START Given data
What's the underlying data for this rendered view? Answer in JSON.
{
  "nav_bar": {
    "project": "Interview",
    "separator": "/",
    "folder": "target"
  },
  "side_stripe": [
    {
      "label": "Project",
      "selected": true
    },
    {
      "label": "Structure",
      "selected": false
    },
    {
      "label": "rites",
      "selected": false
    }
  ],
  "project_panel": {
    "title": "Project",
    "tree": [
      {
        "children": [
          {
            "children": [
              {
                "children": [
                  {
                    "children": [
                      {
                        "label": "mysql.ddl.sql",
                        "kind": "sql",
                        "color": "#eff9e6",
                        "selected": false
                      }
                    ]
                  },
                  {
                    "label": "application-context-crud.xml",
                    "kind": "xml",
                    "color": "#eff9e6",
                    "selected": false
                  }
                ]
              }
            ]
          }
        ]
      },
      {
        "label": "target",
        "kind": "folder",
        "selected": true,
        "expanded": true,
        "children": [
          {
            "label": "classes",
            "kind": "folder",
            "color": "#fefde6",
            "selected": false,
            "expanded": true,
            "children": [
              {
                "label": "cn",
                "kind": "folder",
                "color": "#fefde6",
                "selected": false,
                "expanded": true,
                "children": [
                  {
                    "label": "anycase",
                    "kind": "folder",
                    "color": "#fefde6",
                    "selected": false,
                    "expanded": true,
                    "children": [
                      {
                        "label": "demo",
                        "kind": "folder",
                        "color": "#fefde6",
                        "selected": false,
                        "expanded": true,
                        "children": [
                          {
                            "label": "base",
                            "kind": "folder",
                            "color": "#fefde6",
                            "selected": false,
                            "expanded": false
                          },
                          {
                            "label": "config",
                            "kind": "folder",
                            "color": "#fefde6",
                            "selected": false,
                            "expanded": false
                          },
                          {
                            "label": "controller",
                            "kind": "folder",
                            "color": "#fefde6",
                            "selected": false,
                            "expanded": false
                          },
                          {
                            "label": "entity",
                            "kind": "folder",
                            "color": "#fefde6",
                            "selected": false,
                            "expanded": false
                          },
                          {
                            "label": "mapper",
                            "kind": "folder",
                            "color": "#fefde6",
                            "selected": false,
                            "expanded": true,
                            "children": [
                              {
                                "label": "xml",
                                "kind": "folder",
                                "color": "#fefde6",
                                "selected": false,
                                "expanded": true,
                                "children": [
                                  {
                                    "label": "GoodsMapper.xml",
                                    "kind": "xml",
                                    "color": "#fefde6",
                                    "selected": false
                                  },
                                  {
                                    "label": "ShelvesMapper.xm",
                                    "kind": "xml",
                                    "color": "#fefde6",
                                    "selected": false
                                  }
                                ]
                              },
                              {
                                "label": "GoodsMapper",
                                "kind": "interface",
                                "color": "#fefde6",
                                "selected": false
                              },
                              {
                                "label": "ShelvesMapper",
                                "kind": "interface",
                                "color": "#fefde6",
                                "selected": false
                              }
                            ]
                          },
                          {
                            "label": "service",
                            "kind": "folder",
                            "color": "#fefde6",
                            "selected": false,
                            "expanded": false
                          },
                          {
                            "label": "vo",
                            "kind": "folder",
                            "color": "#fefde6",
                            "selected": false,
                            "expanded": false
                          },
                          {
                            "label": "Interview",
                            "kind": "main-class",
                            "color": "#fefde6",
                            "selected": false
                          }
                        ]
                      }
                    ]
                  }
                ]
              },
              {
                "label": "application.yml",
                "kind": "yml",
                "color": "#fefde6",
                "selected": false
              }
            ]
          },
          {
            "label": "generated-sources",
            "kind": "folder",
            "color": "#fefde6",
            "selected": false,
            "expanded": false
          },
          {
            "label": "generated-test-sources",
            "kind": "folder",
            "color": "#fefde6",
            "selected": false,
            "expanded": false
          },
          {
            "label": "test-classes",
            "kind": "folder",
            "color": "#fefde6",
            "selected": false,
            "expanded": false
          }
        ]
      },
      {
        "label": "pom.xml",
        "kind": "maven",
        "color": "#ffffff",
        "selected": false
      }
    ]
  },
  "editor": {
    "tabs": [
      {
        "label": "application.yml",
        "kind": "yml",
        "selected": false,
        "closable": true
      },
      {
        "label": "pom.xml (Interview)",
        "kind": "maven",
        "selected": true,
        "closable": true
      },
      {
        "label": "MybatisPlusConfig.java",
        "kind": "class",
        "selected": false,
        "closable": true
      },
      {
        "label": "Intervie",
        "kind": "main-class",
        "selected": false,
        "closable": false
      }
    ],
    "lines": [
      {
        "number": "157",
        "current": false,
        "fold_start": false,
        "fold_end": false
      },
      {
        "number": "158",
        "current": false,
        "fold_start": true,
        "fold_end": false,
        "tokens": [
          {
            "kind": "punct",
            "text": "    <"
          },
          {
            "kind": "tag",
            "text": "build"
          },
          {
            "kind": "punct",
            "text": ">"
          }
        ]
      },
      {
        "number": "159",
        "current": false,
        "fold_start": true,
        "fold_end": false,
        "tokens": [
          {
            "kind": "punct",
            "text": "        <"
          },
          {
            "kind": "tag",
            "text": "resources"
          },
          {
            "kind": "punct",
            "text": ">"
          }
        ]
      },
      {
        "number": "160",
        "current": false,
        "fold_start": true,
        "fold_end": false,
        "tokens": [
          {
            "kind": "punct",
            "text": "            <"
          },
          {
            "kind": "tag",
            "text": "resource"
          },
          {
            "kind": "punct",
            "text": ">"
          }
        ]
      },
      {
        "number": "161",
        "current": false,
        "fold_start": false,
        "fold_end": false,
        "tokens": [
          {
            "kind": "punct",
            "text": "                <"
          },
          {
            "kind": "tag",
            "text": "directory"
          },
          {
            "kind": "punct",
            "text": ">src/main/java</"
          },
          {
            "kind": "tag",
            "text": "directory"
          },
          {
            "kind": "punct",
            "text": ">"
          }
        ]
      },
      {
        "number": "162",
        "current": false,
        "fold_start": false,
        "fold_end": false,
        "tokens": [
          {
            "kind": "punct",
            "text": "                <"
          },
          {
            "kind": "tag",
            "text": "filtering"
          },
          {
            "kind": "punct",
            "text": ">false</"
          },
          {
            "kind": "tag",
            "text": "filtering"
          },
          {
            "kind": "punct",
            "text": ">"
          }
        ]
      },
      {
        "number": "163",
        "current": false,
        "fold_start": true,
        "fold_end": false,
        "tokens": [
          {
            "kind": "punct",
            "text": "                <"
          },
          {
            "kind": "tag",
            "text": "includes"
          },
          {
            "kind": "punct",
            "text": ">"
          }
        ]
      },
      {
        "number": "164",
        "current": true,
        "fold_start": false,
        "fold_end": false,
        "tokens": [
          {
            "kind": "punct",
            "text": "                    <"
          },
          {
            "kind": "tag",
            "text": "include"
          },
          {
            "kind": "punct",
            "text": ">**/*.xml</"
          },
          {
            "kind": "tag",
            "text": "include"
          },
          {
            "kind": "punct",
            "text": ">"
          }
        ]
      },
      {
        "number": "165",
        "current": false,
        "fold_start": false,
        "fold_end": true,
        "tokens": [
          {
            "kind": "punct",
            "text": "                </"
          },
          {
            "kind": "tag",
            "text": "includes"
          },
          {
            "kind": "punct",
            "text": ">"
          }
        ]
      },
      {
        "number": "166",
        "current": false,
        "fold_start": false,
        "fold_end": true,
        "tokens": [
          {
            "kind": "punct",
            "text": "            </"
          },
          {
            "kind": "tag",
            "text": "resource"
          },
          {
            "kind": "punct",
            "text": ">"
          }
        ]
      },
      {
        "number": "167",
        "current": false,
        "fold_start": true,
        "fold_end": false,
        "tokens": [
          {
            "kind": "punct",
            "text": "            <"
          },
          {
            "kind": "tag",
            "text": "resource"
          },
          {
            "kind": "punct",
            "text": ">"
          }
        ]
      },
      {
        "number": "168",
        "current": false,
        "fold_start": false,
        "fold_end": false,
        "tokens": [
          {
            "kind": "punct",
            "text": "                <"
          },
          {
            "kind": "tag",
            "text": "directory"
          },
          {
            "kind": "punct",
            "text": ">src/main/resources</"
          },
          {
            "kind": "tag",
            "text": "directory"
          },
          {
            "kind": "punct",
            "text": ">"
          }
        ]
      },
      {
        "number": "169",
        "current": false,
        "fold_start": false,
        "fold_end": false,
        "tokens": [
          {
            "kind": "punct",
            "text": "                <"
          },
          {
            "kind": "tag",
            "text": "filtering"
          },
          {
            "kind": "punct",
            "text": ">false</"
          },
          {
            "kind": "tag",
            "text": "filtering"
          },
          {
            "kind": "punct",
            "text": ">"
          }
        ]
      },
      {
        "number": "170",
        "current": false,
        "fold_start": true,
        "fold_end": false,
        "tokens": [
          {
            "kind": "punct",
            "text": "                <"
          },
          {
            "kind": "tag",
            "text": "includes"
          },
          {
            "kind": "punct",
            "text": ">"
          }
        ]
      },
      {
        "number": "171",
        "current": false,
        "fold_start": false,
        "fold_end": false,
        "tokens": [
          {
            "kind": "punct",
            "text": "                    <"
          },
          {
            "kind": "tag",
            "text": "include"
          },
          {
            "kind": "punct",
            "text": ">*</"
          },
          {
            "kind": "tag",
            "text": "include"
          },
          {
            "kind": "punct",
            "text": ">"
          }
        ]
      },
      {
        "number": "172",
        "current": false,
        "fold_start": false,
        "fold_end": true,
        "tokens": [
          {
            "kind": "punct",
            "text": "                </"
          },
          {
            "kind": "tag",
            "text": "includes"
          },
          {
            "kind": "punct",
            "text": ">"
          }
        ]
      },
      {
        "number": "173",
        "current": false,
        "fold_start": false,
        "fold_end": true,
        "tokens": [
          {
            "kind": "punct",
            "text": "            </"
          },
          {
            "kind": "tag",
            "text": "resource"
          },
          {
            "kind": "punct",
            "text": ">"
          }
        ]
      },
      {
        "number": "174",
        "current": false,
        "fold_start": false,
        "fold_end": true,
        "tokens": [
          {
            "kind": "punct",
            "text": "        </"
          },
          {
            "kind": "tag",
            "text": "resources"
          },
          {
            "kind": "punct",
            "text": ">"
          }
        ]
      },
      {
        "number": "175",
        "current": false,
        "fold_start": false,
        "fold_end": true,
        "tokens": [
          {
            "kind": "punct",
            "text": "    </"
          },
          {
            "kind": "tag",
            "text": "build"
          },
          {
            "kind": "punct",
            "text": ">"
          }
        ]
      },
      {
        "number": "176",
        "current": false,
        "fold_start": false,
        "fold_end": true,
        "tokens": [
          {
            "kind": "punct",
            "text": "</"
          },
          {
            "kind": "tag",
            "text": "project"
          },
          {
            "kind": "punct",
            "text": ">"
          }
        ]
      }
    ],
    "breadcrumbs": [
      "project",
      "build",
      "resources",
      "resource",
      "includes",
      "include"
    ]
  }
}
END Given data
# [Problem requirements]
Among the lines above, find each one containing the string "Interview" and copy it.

# [Response below]
    "project": "Interview",
                            "label": "Interview",
        "label": "pom.xml (Interview)",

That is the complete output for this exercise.